§ RECORDED INFORMATION:
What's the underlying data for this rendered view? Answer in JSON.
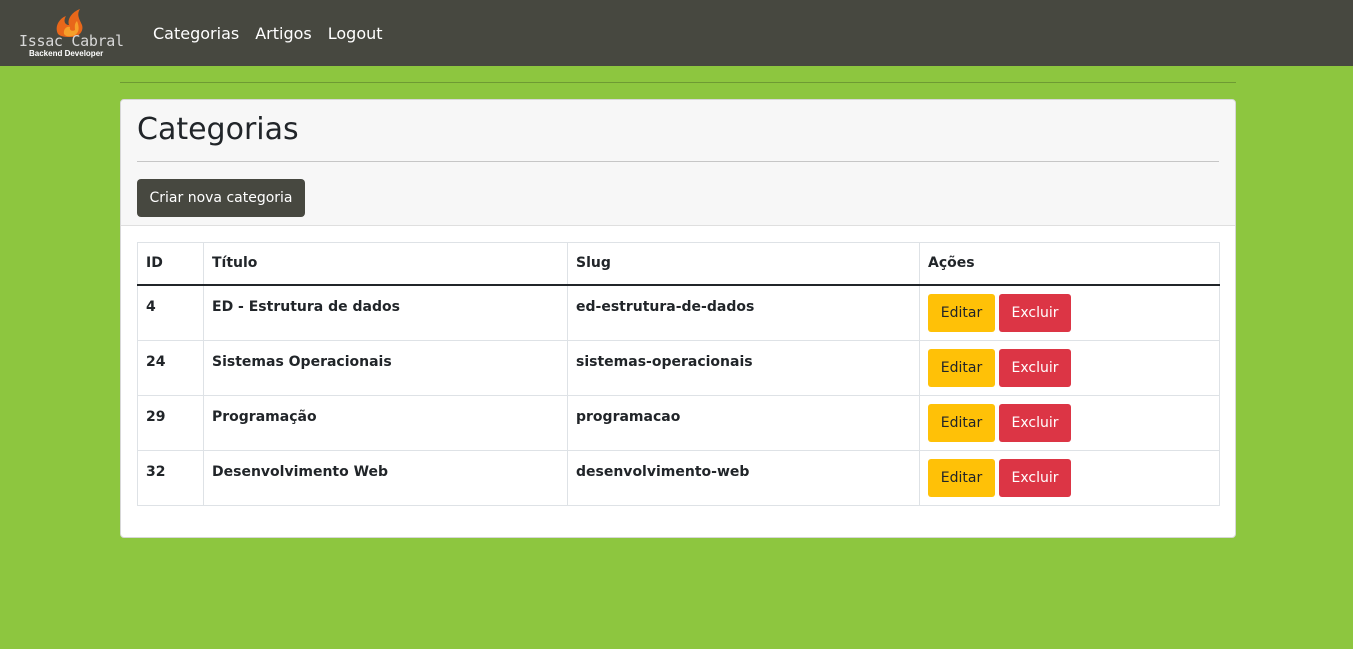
{
  "brand": {
    "name": "Issac Cabral",
    "subtitle": "Backend Developer",
    "colors": {
      "flame_outer": "#e8671a",
      "flame_inner": "#f7a02a"
    }
  },
  "nav": {
    "items": [
      {
        "label": "Categorias"
      },
      {
        "label": "Artigos"
      },
      {
        "label": "Logout"
      }
    ]
  },
  "page": {
    "title": "Categorias",
    "create_button": "Criar nova categoria"
  },
  "table": {
    "headers": [
      "ID",
      "Título",
      "Slug",
      "Ações"
    ],
    "rows": [
      {
        "id": "4",
        "title": "ED - Estrutura de dados",
        "slug": "ed-estrutura-de-dados"
      },
      {
        "id": "24",
        "title": "Sistemas Operacionais",
        "slug": "sistemas-operacionais"
      },
      {
        "id": "29",
        "title": "Programação",
        "slug": "programacao"
      },
      {
        "id": "32",
        "title": "Desenvolvimento Web",
        "slug": "desenvolvimento-web"
      }
    ],
    "edit_label": "Editar",
    "delete_label": "Excluir"
  },
  "colors": {
    "background": "#8dc63f",
    "navbar": "#474840",
    "edit_button": "#ffc107",
    "delete_button": "#dc3545",
    "create_button": "#474840"
  }
}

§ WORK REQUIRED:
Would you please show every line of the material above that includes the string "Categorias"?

§ RESULT FOR THIS TASK:
        "label": "Categorias"
    "title": "Categorias",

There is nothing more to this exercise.